  • Plains Midstream Canada

    A photographer snaps a boom stretching out to contain a pipeline leak on the Gleniffer reservoir near Innisfail, Alta., Tuesday, June 12, 2012. Plains Midstream Canada says one of their non-functioning pipelines leaked between 1,000-3,000 barrels of sour crude near Sundre, Alberta, on June 7 and flowed downstream in the Red Deer river to the reservoir.

  • Plains Midstream Canada

    A boom stretches out to contain a pipeline leak on the Gleniffer reservoir near Innisfail, Alta., Tuesday, June 12, 2012. Plains Midstream Canada says one of their non-functioning pipelines leaked between 1,000-3,000 barrels of sour crude near Sundre, Alberta, on June 7 and flowed downstream in the Red Deer river to the reservoir.

  • Plains Midstream Canada

    A worker slows traffic while a boom stretches out to contain a pipeline leak on the Gleniffer reservoir near Innisfail, Alta., Tuesday, June 12, 2012. Plains Midstream Canada says one of their non-functioning pipelines leaked between 1,000-3,000 barrels of sour crude near Sundre, Alberta, on June 7 and flowed downstream in the Red Deer river to the reservoir.

  • Plains Midstream Canada

    A no swimming sign along the banks of the Gleniffer reservoir while a boom stretches out to contain a pipeline leak on the lake near Innisfail, Alta., Friday, June 12, 2012. Plains Midstream Canada says one of their non-functioning pipelines leaked between 1,000-3,000 barrels of sour crude near Sundre, Alberta, on June 7 and flowed downstream in the Red Deer river to the reservoir.

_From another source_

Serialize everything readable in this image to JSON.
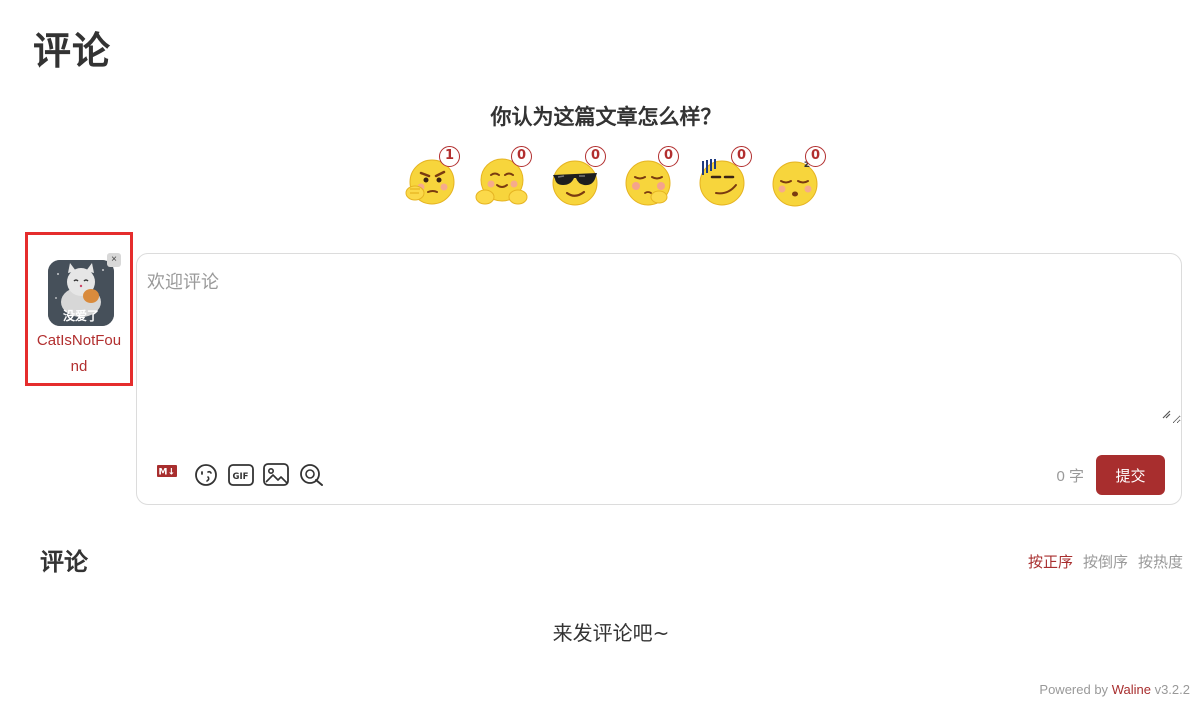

  • Plains Midstream Canada

    Oil from a pipeline leak coats a pond near Sundre, Alta., Friday, June 8, 2012. Plains Midstream Canada says one of their non-functioning pipeline leaked between 1,000-3,000 barrels of oil.

  • Plains Midstream Canada

    Oil from a pipeline leak coats a pond near Sundre, Alta., Friday, June 8, 2012. Plains Midstream Canada says one of their non-functioning pipeline leaked between 1,000-3,000 barrels of oil.

  • Plains Midstream Canada

    Oil from a pipeline leak coats a pond near Sundre, Alta., Friday, June 8, 2012. Plains Midstream Canada says one of their non-functioning pipeline leaked between 1,000-3,000 barrels of oil.

  • Plains Midstream Canada

    Tracks pass through oil on the banks of the Gleniffer reservoir after a pipeline leak near Sundre, Alta., on Friday, June 8, 2012. Plains Midstream Canada says one of their non-functioning pipelines leaked between 1,000-3,000 barrels of oil.

  • Enbrige's Athabasca pipeline

    Approximately 1,450 barrels of oil spilled from a pumping station along Enbridge’s Athabasca pipeline in June 2012. The spill occurred approximately 24 kilometres from Elk Point, Alta., a village located 200 kilometres northeast of Edmonton.

  • Lake Wabamun

    Wreckage from the August 3rd train derailment and subsequent oil spill is seen lining the shore of Lake Wabamun on Monday, August 8, 2005, as clean-up continues.

  • Lake Wabamun

    Wreckage and black oil from the August 3rd train derailment and subsequent oil spill are seen lining the shore and waters of Lake Wabamun on Monday, August 8, 2005, as clean-up continues.

  • Lake Wabamun

    White absorbent boom is seen lining the shores of Lake Wabamun, Alberta, as the clean-up effort from the August 3rd train derailment and subsequent oil spill continues on Monday, August 8, 2005.

  • Lake Wabamun

    Wreckage and black oil from the August 3rd train derailment and subsequent oil spill are seen lining the shore and waters of Lake Wabamun on Monday, August 8, 2005, as clean-up continues.

  • Lake Wabamun

    Wreckage and black oil from the August 3rd train derailment and subsequent oil spill are seen lining the shore and waters of Lake Wabamun on Monday, August 8, 2005, as clean-up continues. Lake Wabamun was severely polluted when a train carrying heavy oil derailed on August 3, 2005, spilling much of it's load into the lake.

  • Lake Wabamun

    Rail cars leak bunker fuel oil, meters from summer homes bordering Lake Wabamun, after a freight train derailed, in this August 3, 2005 file photo, near the town of Wabamun, Alta. Canadian National Railway faces an environmental charge stemming from the train derailment and oil spill at a popular Alberta lake last summer.